Provided entries:
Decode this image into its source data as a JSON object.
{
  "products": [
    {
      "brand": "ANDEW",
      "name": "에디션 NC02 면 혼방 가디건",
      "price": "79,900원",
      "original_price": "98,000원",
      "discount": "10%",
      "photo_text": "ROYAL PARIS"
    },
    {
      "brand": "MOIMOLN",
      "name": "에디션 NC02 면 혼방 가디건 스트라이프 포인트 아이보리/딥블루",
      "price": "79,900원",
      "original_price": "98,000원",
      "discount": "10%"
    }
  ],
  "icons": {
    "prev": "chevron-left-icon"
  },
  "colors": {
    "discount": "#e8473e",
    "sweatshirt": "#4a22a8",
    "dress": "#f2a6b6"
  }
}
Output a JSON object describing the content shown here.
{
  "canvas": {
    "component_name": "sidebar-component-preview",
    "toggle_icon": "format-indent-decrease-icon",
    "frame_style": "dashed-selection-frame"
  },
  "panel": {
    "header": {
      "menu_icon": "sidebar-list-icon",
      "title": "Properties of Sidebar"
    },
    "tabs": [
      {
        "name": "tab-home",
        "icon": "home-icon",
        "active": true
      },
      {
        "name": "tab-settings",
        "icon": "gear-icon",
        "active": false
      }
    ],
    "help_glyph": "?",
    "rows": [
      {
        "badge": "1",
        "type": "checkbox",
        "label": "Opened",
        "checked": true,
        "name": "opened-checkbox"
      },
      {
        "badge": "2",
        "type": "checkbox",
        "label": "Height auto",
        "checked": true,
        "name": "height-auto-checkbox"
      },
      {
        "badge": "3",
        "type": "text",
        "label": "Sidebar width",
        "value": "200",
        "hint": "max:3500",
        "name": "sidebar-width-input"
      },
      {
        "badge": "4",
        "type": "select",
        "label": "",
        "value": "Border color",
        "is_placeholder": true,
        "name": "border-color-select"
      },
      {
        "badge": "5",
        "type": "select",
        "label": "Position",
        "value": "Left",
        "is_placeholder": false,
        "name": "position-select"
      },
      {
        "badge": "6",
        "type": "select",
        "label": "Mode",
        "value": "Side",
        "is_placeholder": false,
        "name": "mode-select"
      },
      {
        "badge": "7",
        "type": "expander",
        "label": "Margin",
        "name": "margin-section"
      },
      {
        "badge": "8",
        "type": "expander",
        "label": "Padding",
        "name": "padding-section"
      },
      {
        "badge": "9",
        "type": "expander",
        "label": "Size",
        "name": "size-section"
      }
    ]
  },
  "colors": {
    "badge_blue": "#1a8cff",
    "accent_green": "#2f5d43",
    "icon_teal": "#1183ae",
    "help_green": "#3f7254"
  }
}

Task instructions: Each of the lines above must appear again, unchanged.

Task response:
Decode this image into its source data as a JSON object.
{
  "products": [
    {
      "brand": "ANDEW",
      "name": "에디션 NC02 면 혼방 가디건",
      "price": "79,900원",
      "original_price": "98,000원",
      "discount": "10%",
      "photo_text": "ROYAL PARIS"
    },
    {
      "brand": "MOIMOLN",
      "name": "에디션 NC02 면 혼방 가디건 스트라이프 포인트 아이보리/딥블루",
      "price": "79,900원",
      "original_price": "98,000원",
      "discount": "10%"
    }
  ],
  "icons": {
    "prev": "chevron-left-icon"
  },
  "colors": {
    "discount": "#e8473e",
    "sweatshirt": "#4a22a8",
    "dress": "#f2a6b6"
  }
}
Output a JSON object describing the content shown here.
{
  "canvas": {
    "component_name": "sidebar-component-preview",
    "toggle_icon": "format-indent-decrease-icon",
    "frame_style": "dashed-selection-frame"
  },
  "panel": {
    "header": {
      "menu_icon": "sidebar-list-icon",
      "title": "Properties of Sidebar"
    },
    "tabs": [
      {
        "name": "tab-home",
        "icon": "home-icon",
        "active": true
      },
      {
        "name": "tab-settings",
        "icon": "gear-icon",
        "active": false
      }
    ],
    "help_glyph": "?",
    "rows": [
      {
        "badge": "1",
        "type": "checkbox",
        "label": "Opened",
        "checked": true,
        "name": "opened-checkbox"
      },
      {
        "badge": "2",
        "type": "checkbox",
        "label": "Height auto",
        "checked": true,
        "name": "height-auto-checkbox"
      },
      {
        "badge": "3",
        "type": "text",
        "label": "Sidebar width",
        "value": "200",
        "hint": "max:3500",
        "name": "sidebar-width-input"
      },
      {
        "badge": "4",
        "type": "select",
        "label": "",
        "value": "Border color",
        "is_placeholder": true,
        "name": "border-color-select"
      },
      {
        "badge": "5",
        "type": "select",
        "label": "Position",
        "value": "Left",
        "is_placeholder": false,
        "name": "position-select"
      },
      {
        "badge": "6",
        "type": "select",
        "label": "Mode",
        "value": "Side",
        "is_placeholder": false,
        "name": "mode-select"
      },
      {
        "badge": "7",
        "type": "expander",
        "label": "Margin",
        "name": "margin-section"
      },
      {
        "badge": "8",
        "type": "expander",
        "label": "Padding",
        "name": "padding-section"
      },
      {
        "badge": "9",
        "type": "expander",
        "label": "Size",
        "name": "size-section"
      }
    ]
  },
  "colors": {
    "badge_blue": "#1a8cff",
    "accent_green": "#2f5d43",
    "icon_teal": "#1183ae",
    "help_green": "#3f7254"
  }
}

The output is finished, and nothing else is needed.